**Required action:** Lines below that include "растения" are the answer; copy each one.

Page and application data records:
- Opening Delimiter -

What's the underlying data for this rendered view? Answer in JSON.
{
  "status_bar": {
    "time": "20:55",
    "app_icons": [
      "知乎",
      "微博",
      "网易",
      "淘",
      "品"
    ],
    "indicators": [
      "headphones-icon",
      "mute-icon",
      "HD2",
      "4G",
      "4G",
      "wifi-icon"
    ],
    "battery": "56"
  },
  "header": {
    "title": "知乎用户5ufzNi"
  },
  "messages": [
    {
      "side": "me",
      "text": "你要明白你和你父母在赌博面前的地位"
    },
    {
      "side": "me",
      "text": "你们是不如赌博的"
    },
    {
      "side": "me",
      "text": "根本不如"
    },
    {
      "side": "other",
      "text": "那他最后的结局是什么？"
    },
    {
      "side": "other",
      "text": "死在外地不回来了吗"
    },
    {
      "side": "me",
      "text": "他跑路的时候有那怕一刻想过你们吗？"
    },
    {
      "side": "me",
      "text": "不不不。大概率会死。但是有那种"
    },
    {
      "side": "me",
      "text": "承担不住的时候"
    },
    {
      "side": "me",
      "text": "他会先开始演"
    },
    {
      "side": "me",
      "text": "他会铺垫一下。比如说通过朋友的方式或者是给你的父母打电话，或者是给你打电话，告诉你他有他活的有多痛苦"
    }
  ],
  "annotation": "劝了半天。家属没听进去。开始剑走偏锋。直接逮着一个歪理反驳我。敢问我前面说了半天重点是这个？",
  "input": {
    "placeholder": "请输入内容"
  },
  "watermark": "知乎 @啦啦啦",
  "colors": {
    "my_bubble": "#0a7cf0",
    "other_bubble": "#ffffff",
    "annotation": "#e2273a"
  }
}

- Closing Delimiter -
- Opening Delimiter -

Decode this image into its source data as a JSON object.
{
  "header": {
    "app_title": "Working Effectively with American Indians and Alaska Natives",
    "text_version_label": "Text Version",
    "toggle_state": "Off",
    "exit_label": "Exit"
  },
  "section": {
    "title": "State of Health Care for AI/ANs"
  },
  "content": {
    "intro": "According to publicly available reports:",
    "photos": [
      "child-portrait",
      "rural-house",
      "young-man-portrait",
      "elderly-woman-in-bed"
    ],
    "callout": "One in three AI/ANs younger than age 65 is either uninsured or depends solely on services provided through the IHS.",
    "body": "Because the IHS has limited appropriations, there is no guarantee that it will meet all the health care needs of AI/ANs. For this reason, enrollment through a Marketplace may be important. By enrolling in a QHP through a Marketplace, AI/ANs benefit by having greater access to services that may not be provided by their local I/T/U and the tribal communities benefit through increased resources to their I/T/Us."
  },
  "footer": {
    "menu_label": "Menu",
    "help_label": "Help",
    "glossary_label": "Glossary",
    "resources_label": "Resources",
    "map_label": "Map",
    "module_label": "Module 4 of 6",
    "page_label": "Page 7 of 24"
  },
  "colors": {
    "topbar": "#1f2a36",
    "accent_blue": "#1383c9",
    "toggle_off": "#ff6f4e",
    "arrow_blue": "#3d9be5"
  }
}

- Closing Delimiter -
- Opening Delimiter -

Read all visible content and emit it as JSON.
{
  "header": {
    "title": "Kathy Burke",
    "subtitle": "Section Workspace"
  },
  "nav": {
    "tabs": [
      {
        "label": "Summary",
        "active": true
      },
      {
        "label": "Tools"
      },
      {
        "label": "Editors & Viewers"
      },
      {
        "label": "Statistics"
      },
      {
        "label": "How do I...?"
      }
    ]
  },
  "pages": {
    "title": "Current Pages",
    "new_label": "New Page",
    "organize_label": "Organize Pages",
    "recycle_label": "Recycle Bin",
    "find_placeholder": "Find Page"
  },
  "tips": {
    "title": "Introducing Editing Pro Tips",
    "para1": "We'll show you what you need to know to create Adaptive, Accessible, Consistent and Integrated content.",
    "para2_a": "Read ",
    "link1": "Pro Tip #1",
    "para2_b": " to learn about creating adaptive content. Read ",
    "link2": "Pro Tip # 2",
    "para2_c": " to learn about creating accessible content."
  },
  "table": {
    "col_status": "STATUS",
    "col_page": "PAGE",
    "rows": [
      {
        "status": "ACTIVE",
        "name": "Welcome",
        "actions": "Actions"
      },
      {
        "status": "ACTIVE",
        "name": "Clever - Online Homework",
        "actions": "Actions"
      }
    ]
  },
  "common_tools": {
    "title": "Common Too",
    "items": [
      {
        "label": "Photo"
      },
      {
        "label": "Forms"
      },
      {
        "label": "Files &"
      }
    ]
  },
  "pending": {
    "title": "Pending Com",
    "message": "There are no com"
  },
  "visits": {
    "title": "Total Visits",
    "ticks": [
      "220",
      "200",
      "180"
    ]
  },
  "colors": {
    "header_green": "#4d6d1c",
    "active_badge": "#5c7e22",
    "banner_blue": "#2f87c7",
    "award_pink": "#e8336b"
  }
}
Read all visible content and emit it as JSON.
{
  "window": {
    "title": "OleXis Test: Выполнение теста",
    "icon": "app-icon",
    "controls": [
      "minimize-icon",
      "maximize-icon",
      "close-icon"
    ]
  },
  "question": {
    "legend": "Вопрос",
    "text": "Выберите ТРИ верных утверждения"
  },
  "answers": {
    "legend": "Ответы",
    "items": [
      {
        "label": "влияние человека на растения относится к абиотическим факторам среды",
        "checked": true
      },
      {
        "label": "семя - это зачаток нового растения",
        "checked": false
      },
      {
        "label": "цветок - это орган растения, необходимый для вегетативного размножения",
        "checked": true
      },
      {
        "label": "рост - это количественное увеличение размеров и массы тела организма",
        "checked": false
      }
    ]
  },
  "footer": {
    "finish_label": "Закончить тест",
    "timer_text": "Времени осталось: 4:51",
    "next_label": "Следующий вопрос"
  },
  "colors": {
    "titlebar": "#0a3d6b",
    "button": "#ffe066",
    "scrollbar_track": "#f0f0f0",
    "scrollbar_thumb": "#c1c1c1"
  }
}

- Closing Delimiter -

**Solution below:**
        "label": "влияние человека на растения относится к абиотическим факторам среды",
        "label": "семя - это зачаток нового растения",
        "label": "цветок - это орган растения, необходимый для вегетативного размножения",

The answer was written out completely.